Monument to Goethe

Monument to Goethe.

  We find in the Schnellpost a letter copied from a German journal, which gives an interesting account of the festival on the occason of erecting the statue of Goethe by Schwanthaler in his native place, Frankfort on the Maine, 22d October, last.

  Few persons of celebrity from a distance were present, not even the great contemporaries of the poet, Tieck and Schlegel. His friend the Chancellor Von Muller came, and answered on the part of Wiemar to the many compliments that were naturally directed to that region.

  “On the evening of the 21st,” I saw, “says the writer, “a young man pass, dressed in mourning, who is, I am told, the grandson of Goethe.
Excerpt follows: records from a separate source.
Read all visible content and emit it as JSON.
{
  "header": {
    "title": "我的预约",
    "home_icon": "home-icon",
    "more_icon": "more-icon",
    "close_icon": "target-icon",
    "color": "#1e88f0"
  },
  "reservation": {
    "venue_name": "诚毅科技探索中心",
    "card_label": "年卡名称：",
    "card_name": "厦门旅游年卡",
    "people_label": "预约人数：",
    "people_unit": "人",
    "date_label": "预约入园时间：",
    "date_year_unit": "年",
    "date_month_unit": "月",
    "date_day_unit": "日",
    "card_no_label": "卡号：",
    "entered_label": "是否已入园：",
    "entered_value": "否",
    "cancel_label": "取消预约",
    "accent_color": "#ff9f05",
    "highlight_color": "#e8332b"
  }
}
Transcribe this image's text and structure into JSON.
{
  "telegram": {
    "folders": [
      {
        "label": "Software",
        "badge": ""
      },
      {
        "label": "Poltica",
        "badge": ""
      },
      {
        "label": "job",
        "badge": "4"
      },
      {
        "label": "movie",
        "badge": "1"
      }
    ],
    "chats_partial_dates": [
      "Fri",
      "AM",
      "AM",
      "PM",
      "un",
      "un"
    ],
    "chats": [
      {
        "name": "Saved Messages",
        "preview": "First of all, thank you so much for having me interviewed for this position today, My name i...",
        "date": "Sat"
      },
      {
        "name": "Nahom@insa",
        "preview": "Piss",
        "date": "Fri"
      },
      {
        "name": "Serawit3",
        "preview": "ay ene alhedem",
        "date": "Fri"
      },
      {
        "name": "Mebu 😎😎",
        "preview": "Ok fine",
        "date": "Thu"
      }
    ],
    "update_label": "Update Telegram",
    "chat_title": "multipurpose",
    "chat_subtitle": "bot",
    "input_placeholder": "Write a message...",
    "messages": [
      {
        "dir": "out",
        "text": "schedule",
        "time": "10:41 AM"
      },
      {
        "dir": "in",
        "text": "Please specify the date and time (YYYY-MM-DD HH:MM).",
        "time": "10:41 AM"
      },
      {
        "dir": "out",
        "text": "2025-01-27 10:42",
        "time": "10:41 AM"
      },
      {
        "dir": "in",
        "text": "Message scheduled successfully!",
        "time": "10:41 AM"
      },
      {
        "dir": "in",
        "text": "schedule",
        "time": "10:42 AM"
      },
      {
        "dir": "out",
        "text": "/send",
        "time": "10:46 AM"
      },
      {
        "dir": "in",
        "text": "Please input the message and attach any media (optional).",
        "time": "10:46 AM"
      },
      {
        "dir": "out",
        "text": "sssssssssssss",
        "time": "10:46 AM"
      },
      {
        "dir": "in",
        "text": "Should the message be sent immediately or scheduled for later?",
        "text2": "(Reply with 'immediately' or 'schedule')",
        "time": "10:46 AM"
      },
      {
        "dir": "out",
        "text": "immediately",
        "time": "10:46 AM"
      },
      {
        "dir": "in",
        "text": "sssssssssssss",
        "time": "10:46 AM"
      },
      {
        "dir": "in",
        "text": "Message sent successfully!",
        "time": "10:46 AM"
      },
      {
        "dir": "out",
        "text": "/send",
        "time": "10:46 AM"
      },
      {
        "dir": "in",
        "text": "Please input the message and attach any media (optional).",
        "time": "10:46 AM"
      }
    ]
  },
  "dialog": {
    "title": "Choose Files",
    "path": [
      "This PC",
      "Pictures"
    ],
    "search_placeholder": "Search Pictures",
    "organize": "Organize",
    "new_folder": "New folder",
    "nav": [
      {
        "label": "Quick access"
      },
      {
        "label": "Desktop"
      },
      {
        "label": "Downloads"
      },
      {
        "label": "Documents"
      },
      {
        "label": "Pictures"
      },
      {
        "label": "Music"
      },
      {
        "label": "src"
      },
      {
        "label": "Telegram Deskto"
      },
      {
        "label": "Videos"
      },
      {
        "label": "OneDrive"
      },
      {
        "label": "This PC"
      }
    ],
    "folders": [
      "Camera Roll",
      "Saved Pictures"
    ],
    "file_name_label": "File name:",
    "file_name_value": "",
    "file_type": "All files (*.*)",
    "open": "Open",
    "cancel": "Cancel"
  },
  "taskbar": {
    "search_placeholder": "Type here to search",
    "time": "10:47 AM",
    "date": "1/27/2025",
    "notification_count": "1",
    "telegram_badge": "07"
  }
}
He is in mourning for a lovely sister, who, some few days since, went to sleep in Vienna;—that same Vienna where, a winter or two since, the Viennese crowded to see her dance with a Herr Von Schiller.”

  At the theatre, a drama by Goethe was performed, with appropriate decorations. Emblems and inscriptions designated the house where he was born, on every occasion to strangers the most interesting object in Frankfort. The public houses attracted visitors by mottoes taken from his works. There was, however, in the preparations an obvious lack both of enthusiasm, and that address and grace which the Poet himself possessed in illustrating such occasions. He never was fortunate in so rich an occasion, as the suggestions afforded by his works and life are endless in beauty and variety. It is a pity he left no heir of his genius to make use of them. For busy as his life was, he was always ready to lavish the treasures of that genius on such an hour, knowingly how many suggestions may thus be, unawares to themselves, sown in the minds of spectators. It was, also, insufferable to him that what was done at all should be imperfectly done. Had he been a sculptor he would have been as patient as the Greeks in finishing bas-reliefs on the pedestals of statues.

  At noon, the cover was taken from the statue. “There he stood, grand and commanding, looking upon his unknown countrymen, with his tranquil eye, with his high earnest brow, with the proud mouth. Then up flew hats and handkerchiefs; then many an eye was wet; many cheeks glowed, and, only after a deep full pause, was raised the shout of homage.”   *    *    *

  “Whoever had the luck to see his face in life finds an exact transcript in this work of Schwanthaler, but the figure is idealized. Goethe had legs too short, in proportion, from the knee downward, to the rest of his figure; the head was uncommonly perfect. Schwanthaler has brought the whole figure into colossal, but harmonious proportions, and given him, so far as the drapery lets it be seen, a handsome leg. As to the head he needed only to copy nature to produce a magnificent result, and has done so.

  As to the attitude I find, perhaps from remembering his habits, the idea of his personal presence much better conveyed in the well known work of Rauch: where he stands free, in a long surtout of modern form, a kerchief loosely tied around his neck, his arms crossed behind him. To say nothing of its being the exact presentation of him as he was in life, there is a most powerful expression of his character, self-relying, self-centred and contained, a self-consciousness, not untinged with hauteur and defiance, yet full of dignity. Here, no artist has come near Rauch on this subject, Marchesi took him sitting and this suits the Olympic repose of his person better than standing, even upright,. But Schwanthaler has given support to the figure; bringing forward one knee, and bending one hip, he breaks the grand effect of the whole. Neither do I see any reason for placing a laurel crown in his hand. Shall the Poet carry his laurels in his hand?” Neither the robe, nor the place which has been selected for placing the statue please the critic. The former is the night-gown or bathing mantle which has been assigned to so many modern statues, faute de mieux; the place does not allow a fair opportunity to see the figure.

  “Gentlemen artists;” he continues, “you should take a lesson from our dear ancients. They dedicated to their rulers and generals standing or equestrian statues, but to their orators, poets, and thinkers only busts, in groves or halls. Let him who doubts their good judgment, in this, compare the effect produced by the busts of Goethe and Schiller in the library at Weimar with that of the full-length statues of these Dioscuri in Frankfort and Stuttgart; I think he will agree that the ancients were wise people.”

  *    *    *    *    *     “Yes, Goethe is Germany’s greatest, and not only so, but her most German Poet. Schiller’s poetry, admirable as it is, might have been produced in any European state this side the Niemen, for he is just the cosmopolitan or, as the French style it, “humanitarian” poet; the nobly tempered speaker of the new time and its ideas of life and civil duties. But Goethe is not only European, but German heart’s blood; none but a German could have written Götz and Werther, Hermann and Dorothea, his songs and his Faust.”         *

“Monument to Goethe.” New York Daily Tribune, 16 December 1844, p. 1.